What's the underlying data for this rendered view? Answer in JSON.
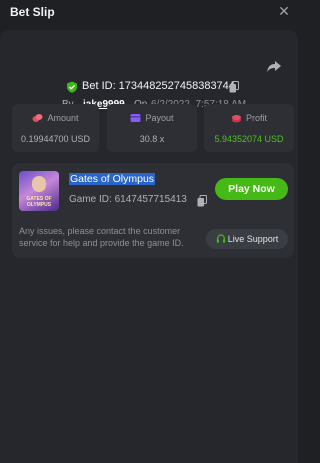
{
  "header": {
    "title": "Bet Slip",
    "close_icon": "close-icon"
  },
  "bet": {
    "id_text": "Bet ID: 1734482527458383744",
    "by_label": "By",
    "username": "jake9999",
    "on_label": "On",
    "date": "6/2/2022, 7:57:18 AM"
  },
  "stats": [
    {
      "label": "Amount",
      "value": "0.19944700 USD",
      "icon": "coins-icon",
      "color": "#e84a5f"
    },
    {
      "label": "Payout",
      "value": "30.8 x",
      "icon": "card-icon",
      "color": "#8a5cf6"
    },
    {
      "label": "Profit",
      "value": "5.94352074 USD",
      "icon": "coins-icon",
      "color": "#e84a5f"
    }
  ],
  "game": {
    "name": "Gates of Olympus",
    "id_text": "Game ID: 6147457715413",
    "thumb_text": "GATES OF OLYMPUS",
    "play_label": "Play Now",
    "notice": "Any issues, please contact the customer service for help and provide the game ID.",
    "support_label": "Live Support"
  },
  "colors": {
    "accent_green": "#45b915",
    "profit_green": "#4fc21c",
    "background": "#1e2024",
    "panel": "#25272c"
  }
}
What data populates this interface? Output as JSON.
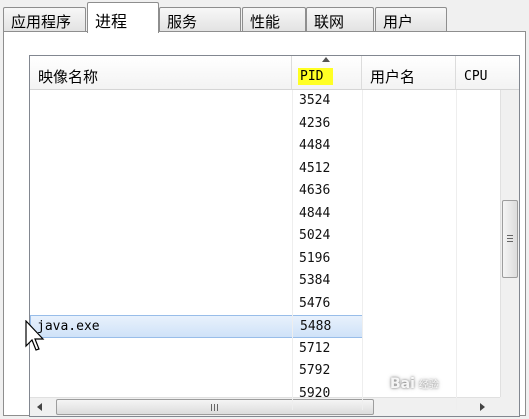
{
  "tabs": [
    {
      "label": "应用程序",
      "active": false
    },
    {
      "label": "进程",
      "active": true
    },
    {
      "label": "服务",
      "active": false
    },
    {
      "label": "性能",
      "active": false
    },
    {
      "label": "联网",
      "active": false
    },
    {
      "label": "用户",
      "active": false
    }
  ],
  "columns": {
    "image_name": "映像名称",
    "pid": "PID",
    "user_name": "用户名",
    "cpu": "CPU"
  },
  "processes": [
    {
      "name": "",
      "pid": "3524"
    },
    {
      "name": "",
      "pid": "4236"
    },
    {
      "name": "",
      "pid": "4484"
    },
    {
      "name": "",
      "pid": "4512"
    },
    {
      "name": "",
      "pid": "4636"
    },
    {
      "name": "",
      "pid": "4844"
    },
    {
      "name": "",
      "pid": "5024"
    },
    {
      "name": "",
      "pid": "5196"
    },
    {
      "name": "",
      "pid": "5384"
    },
    {
      "name": "",
      "pid": "5476"
    },
    {
      "name": "java.exe",
      "pid": "5488",
      "selected": true
    },
    {
      "name": "",
      "pid": "5712"
    },
    {
      "name": "",
      "pid": "5792"
    },
    {
      "name": "",
      "pid": "5920"
    }
  ],
  "watermark": {
    "brand": "Bai",
    "sub": "经验"
  },
  "colors": {
    "pid_highlight": "#ffff24",
    "selection": "#cfe2f8",
    "selection_border": "#98bde9"
  }
}
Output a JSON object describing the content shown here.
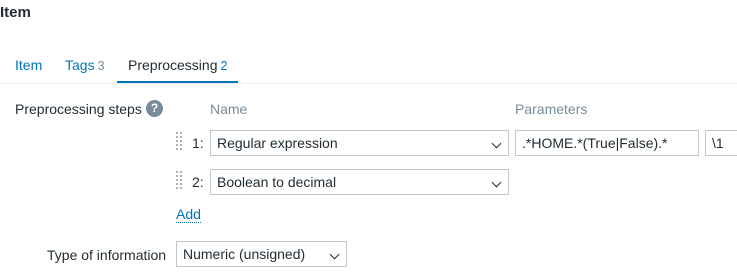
{
  "page": {
    "title": "Item"
  },
  "tabs": [
    {
      "label": "Item",
      "count": ""
    },
    {
      "label": "Tags",
      "count": "3"
    },
    {
      "label": "Preprocessing",
      "count": "2"
    }
  ],
  "preprocessing": {
    "label": "Preprocessing steps",
    "help": "?",
    "col_name": "Name",
    "col_params": "Parameters",
    "steps": [
      {
        "num": "1:",
        "type": "Regular expression",
        "param1": ".*HOME.*(True|False).*",
        "param2": "\\1"
      },
      {
        "num": "2:",
        "type": "Boolean to decimal"
      }
    ],
    "add_label": "Add"
  },
  "type_of_information": {
    "label": "Type of information",
    "value": "Numeric (unsigned)"
  }
}
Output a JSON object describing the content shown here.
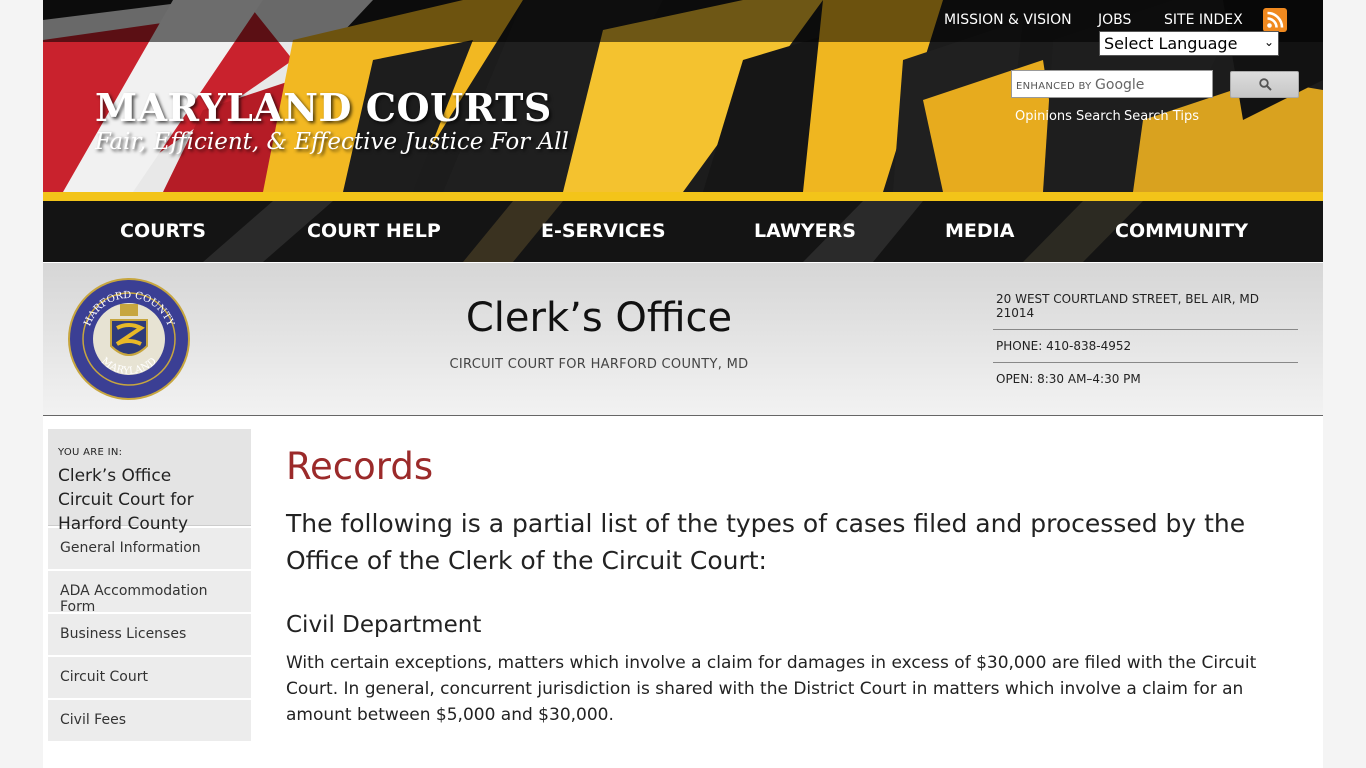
{
  "header": {
    "brand": "MARYLAND COURTS",
    "tagline": "Fair, Efficient, & Effective Justice For All",
    "top_links": [
      "MISSION & VISION",
      "JOBS",
      "SITE INDEX"
    ],
    "language_select": "Select Language",
    "search_enhanced": "ENHANCED BY",
    "search_google": "Google",
    "sub_links": [
      "Opinions Search",
      "Search Tips"
    ]
  },
  "nav": {
    "items": [
      "COURTS",
      "COURT HELP",
      "E-SERVICES",
      "LAWYERS",
      "MEDIA",
      "COMMUNITY"
    ]
  },
  "banner": {
    "title": "Clerk’s Office",
    "subtitle": "CIRCUIT COURT FOR HARFORD COUNTY, MD",
    "seal_top": "HARFORD COUNTY",
    "seal_bottom": "MARYLAND",
    "address": "20 WEST COURTLAND STREET, BEL AIR, MD 21014",
    "phone": "PHONE: 410-838-4952",
    "hours": "OPEN: 8:30 AM–4:30 PM"
  },
  "sidebar": {
    "you_are_in": "YOU ARE IN:",
    "path_1": "Clerk’s Office",
    "path_2": "Circuit Court for Harford County",
    "items": [
      "General Information",
      "ADA Accommodation Form",
      "Business Licenses",
      "Circuit Court",
      "Civil Fees"
    ]
  },
  "content": {
    "title": "Records",
    "lead": "The following is a partial list of the types of cases filed and processed by the Office of the Clerk of the Circuit Court:",
    "section_title": "Civil Department",
    "paragraph": "With certain exceptions, matters which involve a claim for damages in excess of $30,000 are filed with the Circuit Court. In general, concurrent jurisdiction is shared with the District Court in matters which involve a claim for an amount between $5,000 and $30,000."
  },
  "colors": {
    "gold": "#f3c419",
    "title_red": "#9b2a2a",
    "rss_orange": "#f0891f"
  }
}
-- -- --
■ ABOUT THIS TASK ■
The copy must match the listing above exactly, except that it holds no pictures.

■ ANSWER TO THE PROBLEM ■
What's the underlying data for this rendered view? Answer in JSON.
{
  "header": {
    "title": "Bet Slip",
    "close_icon": "close-icon"
  },
  "bet": {
    "id_text": "Bet ID: 1734482527458383744",
    "by_label": "By",
    "username": "jake9999",
    "on_label": "On",
    "date": "6/2/2022, 7:57:18 AM"
  },
  "stats": [
    {
      "label": "Amount",
      "value": "0.19944700 USD",
      "icon": "coins-icon",
      "color": "#e84a5f"
    },
    {
      "label": "Payout",
      "value": "30.8 x",
      "icon": "card-icon",
      "color": "#8a5cf6"
    },
    {
      "label": "Profit",
      "value": "5.94352074 USD",
      "icon": "coins-icon",
      "color": "#e84a5f"
    }
  ],
  "game": {
    "name": "Gates of Olympus",
    "id_text": "Game ID: 6147457715413",
    "thumb_text": "GATES OF OLYMPUS",
    "play_label": "Play Now",
    "notice": "Any issues, please contact the customer service for help and provide the game ID.",
    "support_label": "Live Support"
  },
  "colors": {
    "accent_green": "#45b915",
    "profit_green": "#4fc21c",
    "background": "#1e2024",
    "panel": "#25272c"
  }
}
What data populates this interface? Output as JSON.
{
  "tabs": [
    {
      "label": "应用程序",
      "active": false
    },
    {
      "label": "进程",
      "active": true
    },
    {
      "label": "服务",
      "active": false
    },
    {
      "label": "性能",
      "active": false
    },
    {
      "label": "联网",
      "active": false
    },
    {
      "label": "用户",
      "active": false
    }
  ],
  "columns": {
    "image_name": "映像名称",
    "pid": "PID",
    "user_name": "用户名",
    "cpu": "CPU"
  },
  "processes": [
    {
      "name": "",
      "pid": "3524"
    },
    {
      "name": "",
      "pid": "4236"
    },
    {
      "name": "",
      "pid": "4484"
    },
    {
      "name": "",
      "pid": "4512"
    },
    {
      "name": "",
      "pid": "4636"
    },
    {
      "name": "",
      "pid": "4844"
    },
    {
      "name": "",
      "pid": "5024"
    },
    {
      "name": "",
      "pid": "5196"
    },
    {
      "name": "",
      "pid": "5384"
    },
    {
      "name": "",
      "pid": "5476"
    },
    {
      "name": "java.exe",
      "pid": "5488",
      "selected": true
    },
    {
      "name": "",
      "pid": "5712"
    },
    {
      "name": "",
      "pid": "5792"
    },
    {
      "name": "",
      "pid": "5920"
    }
  ],
  "watermark": {
    "brand": "Bai",
    "sub": "经验"
  },
  "colors": {
    "pid_highlight": "#ffff24",
    "selection": "#cfe2f8",
    "selection_border": "#98bde9"
  }
}
Output a JSON object describing the content shown here.
{
  "page": {
    "title": "Item"
  },
  "tabs": [
    {
      "label": "Item",
      "count": ""
    },
    {
      "label": "Tags",
      "count": "3"
    },
    {
      "label": "Preprocessing",
      "count": "2"
    }
  ],
  "preprocessing": {
    "label": "Preprocessing steps",
    "help": "?",
    "col_name": "Name",
    "col_params": "Parameters",
    "steps": [
      {
        "num": "1:",
        "type": "Regular expression",
        "param1": ".*HOME.*(True|False).*",
        "param2": "\\1"
      },
      {
        "num": "2:",
        "type": "Boolean to decimal"
      }
    ],
    "add_label": "Add"
  },
  "type_of_information": {
    "label": "Type of information",
    "value": "Numeric (unsigned)"
  }
}
Output a JSON object describing the content shown here.
{
  "header": {
    "brand": "MARYLAND COURTS",
    "tagline": "Fair, Efficient, & Effective Justice For All",
    "top_links": [
      "MISSION & VISION",
      "JOBS",
      "SITE INDEX"
    ],
    "language_select": "Select Language",
    "search_enhanced": "ENHANCED BY",
    "search_google": "Google",
    "sub_links": [
      "Opinions Search",
      "Search Tips"
    ]
  },
  "nav": {
    "items": [
      "COURTS",
      "COURT HELP",
      "E-SERVICES",
      "LAWYERS",
      "MEDIA",
      "COMMUNITY"
    ]
  },
  "banner": {
    "title": "Clerk’s Office",
    "subtitle": "CIRCUIT COURT FOR HARFORD COUNTY, MD",
    "seal_top": "HARFORD COUNTY",
    "seal_bottom": "MARYLAND",
    "address": "20 WEST COURTLAND STREET, BEL AIR, MD 21014",
    "phone": "PHONE: 410-838-4952",
    "hours": "OPEN: 8:30 AM–4:30 PM"
  },
  "sidebar": {
    "you_are_in": "YOU ARE IN:",
    "path_1": "Clerk’s Office",
    "path_2": "Circuit Court for Harford County",
    "items": [
      "General Information",
      "ADA Accommodation Form",
      "Business Licenses",
      "Circuit Court",
      "Civil Fees"
    ]
  },
  "content": {
    "title": "Records",
    "lead": "The following is a partial list of the types of cases filed and processed by the Office of the Clerk of the Circuit Court:",
    "section_title": "Civil Department",
    "paragraph": "With certain exceptions, matters which involve a claim for damages in excess of $30,000 are filed with the Circuit Court. In general, concurrent jurisdiction is shared with the District Court in matters which involve a claim for an amount between $5,000 and $30,000."
  },
  "colors": {
    "gold": "#f3c419",
    "title_red": "#9b2a2a",
    "rss_orange": "#f0891f"
  }
}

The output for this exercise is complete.